Yahoo up after Microsoft nudge
Microsoft's announcement over the weekend that parties have re-entered talks gives Yahoo shares a bit of a boost in morning trading.
Update 10 a.m. PDT: Morning trading update and analyst report from Collins Stewart.
Shares of Yahoo received a boost in morning trading, following Microsoft's announcement over the weekend that the.
Yahoo climbed as high as $28.33 a share in early morning trading, before settling back a bit to $27.93 per share, up nearly 1 percent, as the morning progressed. Yahoo, on Friday, closed at $27.66 a share.
On Sunday, Microsoft announced a proposal that calls for a transaction, but would not involve the acquisition of all of Yahoo's assets. That said, Microsoft further noted that it "reserves the right to reconsider" tossing in a new bid, depending on how discussions go with the Yahoo, Yahoo shareholders, and third parties, and within its own company ranks.
UBS analysts Benjamin Schachter and Heather Bellini issued a research note Monday, noting that this latest twist may serve as a stepping stone for a friendly deal.
"We believe that a core issue for Microsoft is to acquire Yahoo on friendly terms. A near-term deal could act as an intermediate step that would go a long way toward testing the waters," the analysts stated in their research note.
Collins Stewart analyst Sandeep Aggarwal considers a Microsoft-Yahoo combination imminent, valuing Yahoo's search business at $21 billion, its display advertising at $14 billion, and its international investments at $9.25 billion.
"We believe that Microsoft has at least three options to structure Yahoo deal. One, buy Yahoo's selective assets and pay nice valuation multiple for those assets. Two, buy entire Yahoo at mutually agreeable price and then spin off certain assets based on a predefined plan. Three, partnership in search," Aggarwal said in a research note.
He noted it may make more sense for Microsoft to take a slice-and-dice approach in a transaction with Yahoo that falls short of a full-blown acquisition of the entire company.

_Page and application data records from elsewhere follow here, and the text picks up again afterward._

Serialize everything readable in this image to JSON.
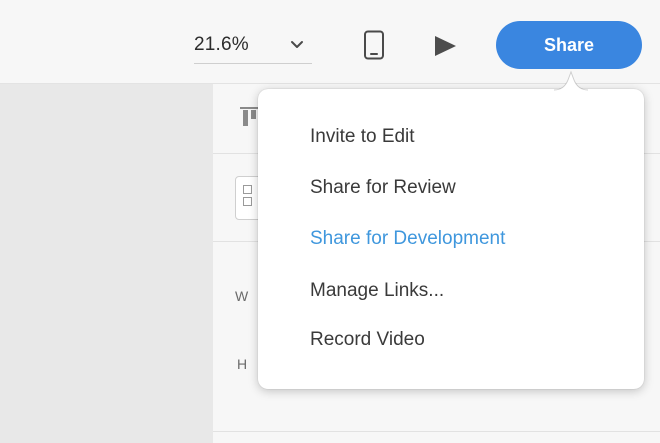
{
  "toolbar": {
    "zoom_value": "21.6%",
    "zoom_icon": "chevron-down-icon",
    "device_icon": "mobile-device-icon",
    "play_icon": "play-icon",
    "share_label": "Share"
  },
  "inspector": {
    "width_label": "W",
    "height_label": "H"
  },
  "share_menu": {
    "items": [
      {
        "label": "Invite to Edit"
      },
      {
        "label": "Share for Review"
      },
      {
        "label": "Share for Development",
        "state": "hovered"
      },
      {
        "label": "Manage Links..."
      },
      {
        "label": "Record Video"
      }
    ]
  },
  "colors": {
    "accent": "#3a86e0",
    "hover_text": "#3f97dd",
    "menu_text": "#3a3a3a",
    "canvas_bg": "#e8e8e8",
    "panel_bg": "#f7f7f7"
  }
}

"Microsoft's new move helps Microsoft to keep the price within its comfort zone, avoid any possible push back at Alibaba (in which Yahoo is a major owner), and let Yahoo realize perhaps higher value for those assets that Microsoft was less interested in but still work with Microsoft," Aggarwal said in his report.

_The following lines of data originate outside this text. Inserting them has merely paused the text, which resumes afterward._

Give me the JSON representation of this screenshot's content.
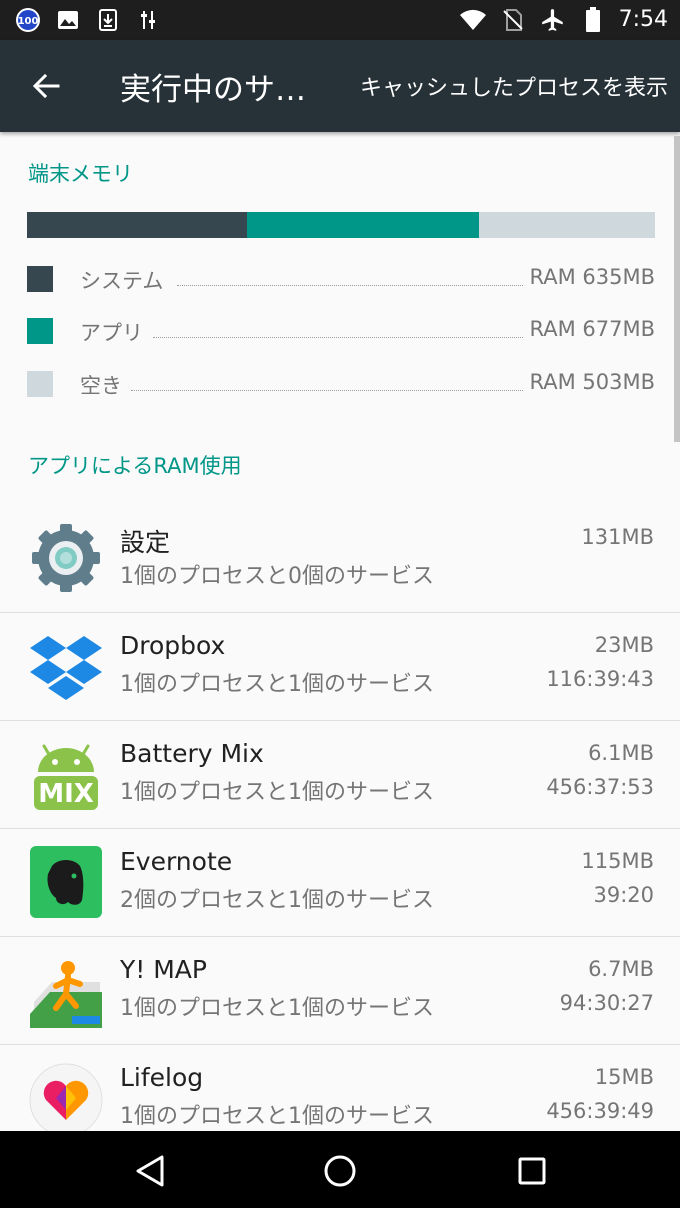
{
  "status_bar": {
    "battery_badge": "100",
    "time": "7:54",
    "icons": [
      "battery-100-badge-icon",
      "image-icon",
      "download-icon",
      "usb-settings-icon",
      "wifi-icon",
      "no-sim-icon",
      "airplane-mode-icon",
      "battery-icon"
    ]
  },
  "app_bar": {
    "title": "実行中のサ…",
    "action": "キャッシュしたプロセスを表示"
  },
  "memory": {
    "section_title": "端末メモリ",
    "bar": [
      {
        "fraction": 0.35,
        "color": "#37474f"
      },
      {
        "fraction": 0.37,
        "color": "#009688"
      },
      {
        "fraction": 0.28,
        "color": "#cfd8dc"
      }
    ],
    "legend": [
      {
        "label": "システム",
        "value": "RAM 635MB",
        "color": "#37474f"
      },
      {
        "label": "アプリ",
        "value": "RAM 677MB",
        "color": "#009688"
      },
      {
        "label": "空き",
        "value": "RAM 503MB",
        "color": "#cfd8dc"
      }
    ]
  },
  "apps_section_title": "アプリによるRAM使用",
  "apps": [
    {
      "name": "設定",
      "desc": "1個のプロセスと0個のサービス",
      "size": "131MB",
      "time": "",
      "icon": "settings-gear-icon"
    },
    {
      "name": "Dropbox",
      "desc": "1個のプロセスと1個のサービス",
      "size": "23MB",
      "time": "116:39:43",
      "icon": "dropbox-icon"
    },
    {
      "name": "Battery Mix",
      "desc": "1個のプロセスと1個のサービス",
      "size": "6.1MB",
      "time": "456:37:53",
      "icon": "battery-mix-icon",
      "icon_text": "MIX"
    },
    {
      "name": "Evernote",
      "desc": "2個のプロセスと1個のサービス",
      "size": "115MB",
      "time": "39:20",
      "icon": "evernote-icon"
    },
    {
      "name": "Y! MAP",
      "desc": "1個のプロセスと1個のサービス",
      "size": "6.7MB",
      "time": "94:30:27",
      "icon": "ymap-icon"
    },
    {
      "name": "Lifelog",
      "desc": "1個のプロセスと1個のサービス",
      "size": "15MB",
      "time": "456:39:49",
      "icon": "lifelog-icon"
    }
  ],
  "nav_bar": {
    "buttons": [
      "back-triangle-icon",
      "home-circle-icon",
      "recents-square-icon"
    ]
  },
  "colors": {
    "accent": "#009688",
    "app_bar": "#263238",
    "status_bar": "#1e1e1e"
  }
}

Shares of Microsoft were down 1.33 percent to $29.59 in morning trading, while the broader markets were up across the board.